Denmark - The night air of Denmark's major cities has been full of smoke and fire for the past six consecutive nights. Immigrant youth are believed to be behind the destruction in response to racist police harassment. Police have long since enforced selective "zero tolerance policies" in poor immigrant neighborhoods and declared "visitation zones"-- special areas of cities where civil liberties are temporarily suspended. The incident sparking the unrest was the police beating of an elderly immigrant man and his sons last Saturday.

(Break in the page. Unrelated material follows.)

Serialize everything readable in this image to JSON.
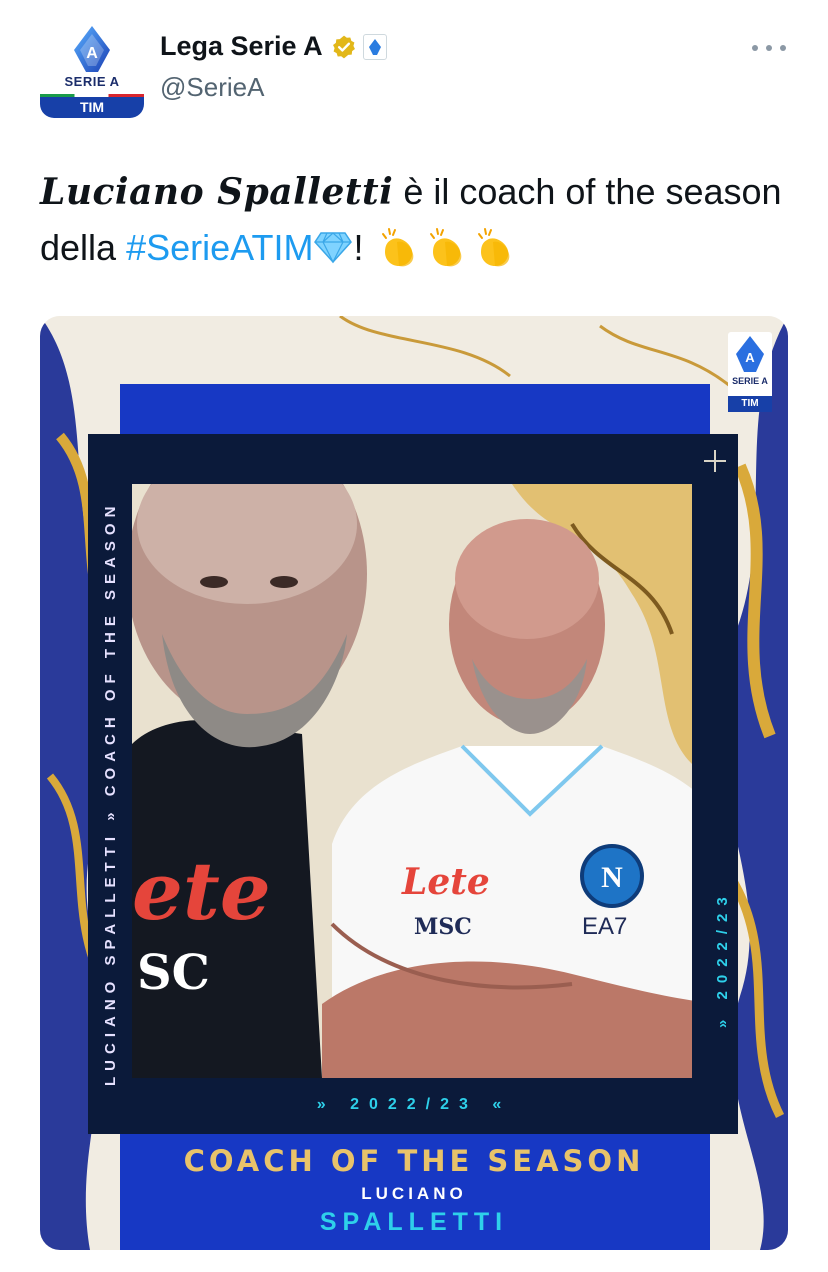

Cars and dumpsters have been the main targets for the arsonists, but in the last days several schools have also come under attack. At least one school was burned to the ground. Rioters seem to be avoiding direct conflict with the police, but are using hit-and-run tactics similar to classic insurgent strategy. On several occasions, however, police and fire fighters have been met with rocks and bottles when approaching fires or large groups of youths.

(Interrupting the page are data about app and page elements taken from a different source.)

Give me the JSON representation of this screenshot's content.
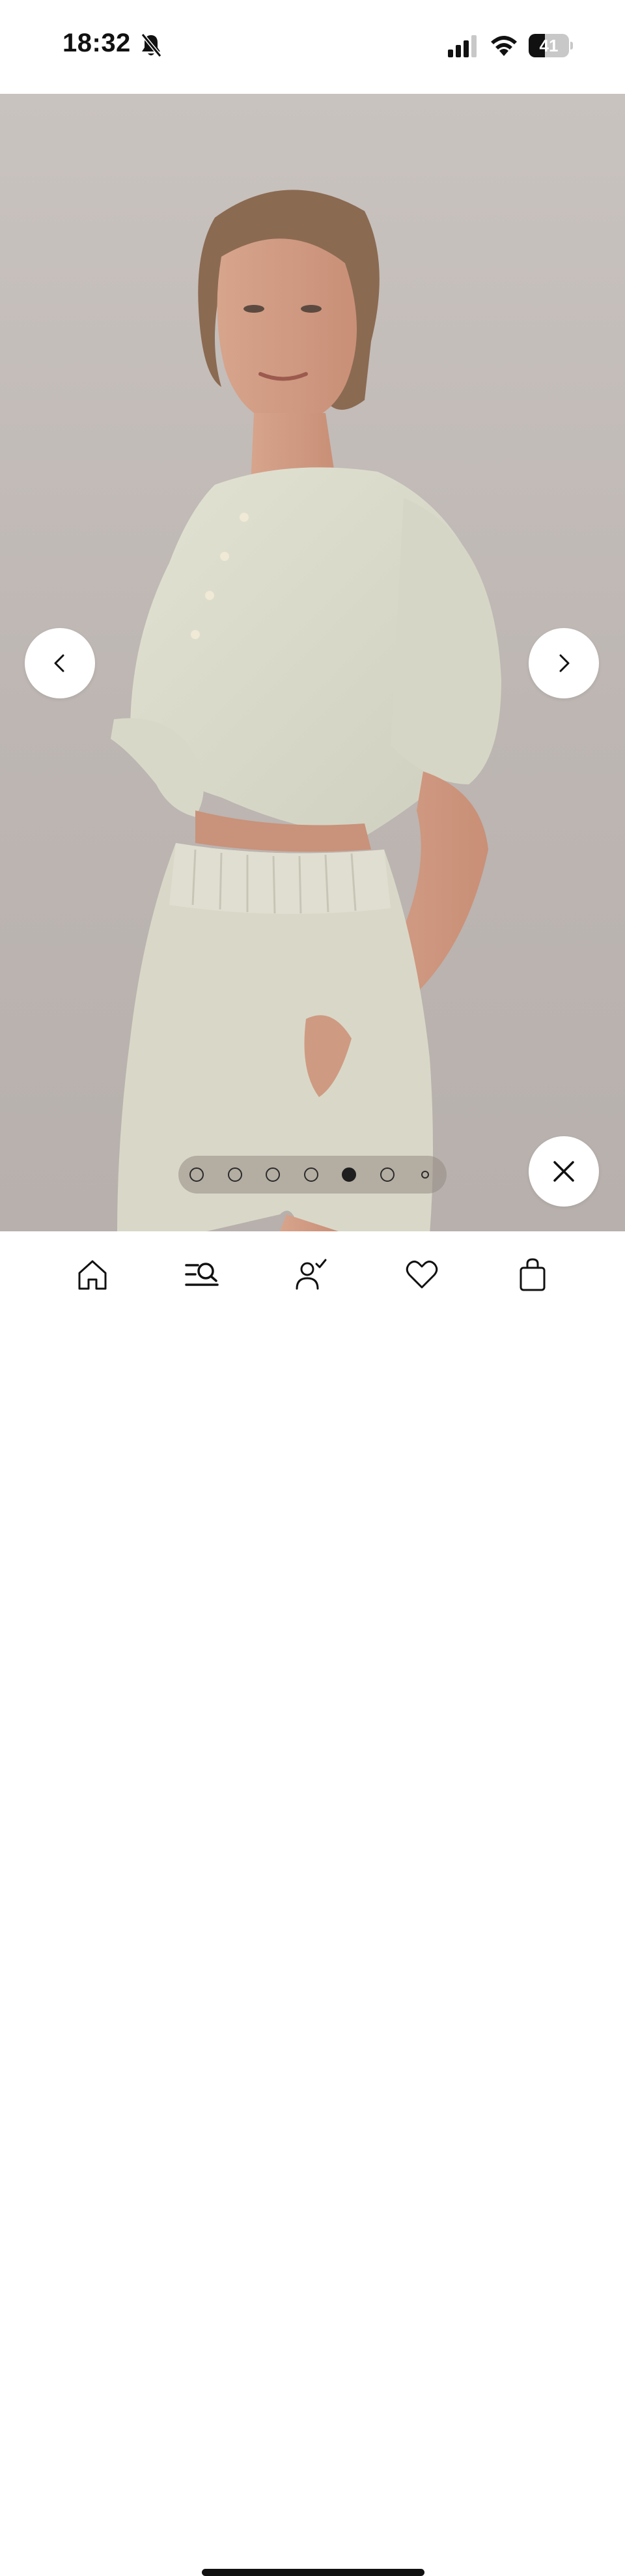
{
  "status_bar": {
    "time": "18:32",
    "battery_percent": "41",
    "battery_level": 0.41,
    "icons": [
      "bell-slash-icon",
      "signal-icon",
      "wifi-icon",
      "battery-icon"
    ]
  },
  "gallery": {
    "image_count": 7,
    "active_index": 4,
    "colors": {
      "backdrop": "#c4beba",
      "garment": "#dcdccc",
      "pager_bg": "#968a84"
    },
    "buttons": {
      "previous": "chevron-left-icon",
      "next": "chevron-right-icon",
      "close": "close-icon"
    }
  },
  "tab_bar": {
    "items": [
      {
        "name": "home",
        "icon": "home-icon"
      },
      {
        "name": "search",
        "icon": "search-icon"
      },
      {
        "name": "account",
        "icon": "account-icon"
      },
      {
        "name": "wishlist",
        "icon": "heart-icon"
      },
      {
        "name": "bag",
        "icon": "bag-icon"
      }
    ]
  }
}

A social worker from an area most most affected by the violence said, "This is the fire that the police have built. They have been on a constant course of confrontation with the youths, so it's no wonder that it comes to this." The disturbances have loud echoes to immigrant youth rioting in France that followed incidents of police brutality there. In November of 2005, months of anti-state unrest eventually spread from France's immigrant communities throughout Europe as far as Greece and Denmark.

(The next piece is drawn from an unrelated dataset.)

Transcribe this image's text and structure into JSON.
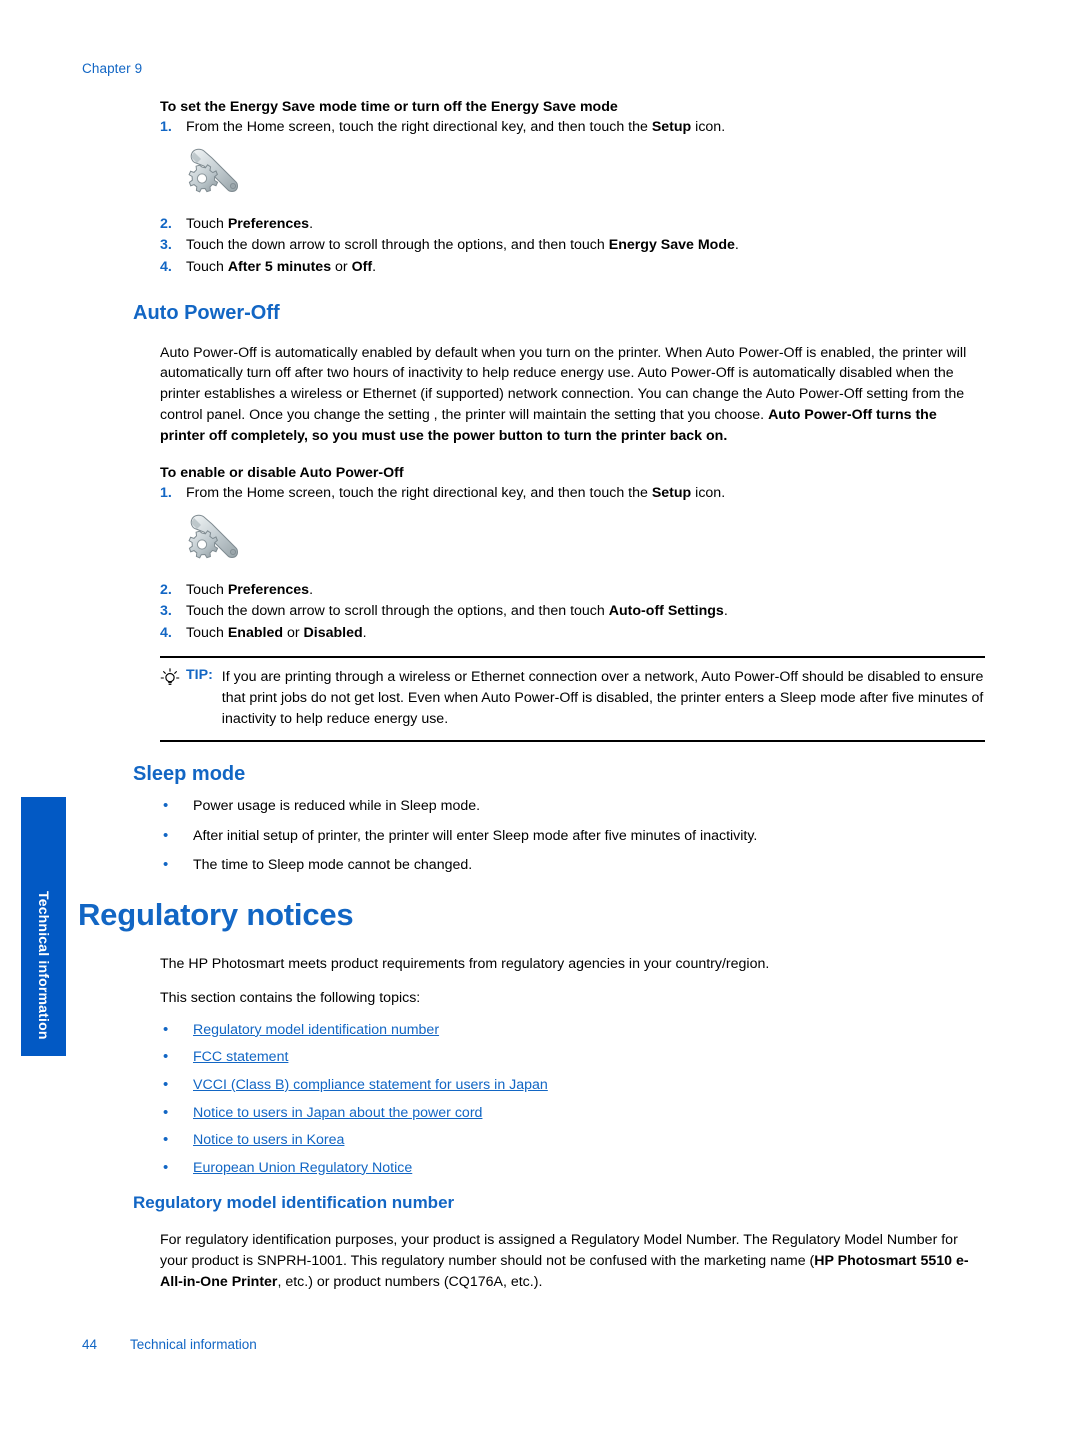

Initially the disturbances were confined to Copenhagen, but have since broken out in more than 15 Danish cities. Last night alone, in the capital, 28 cars and even more garbage containers were burned.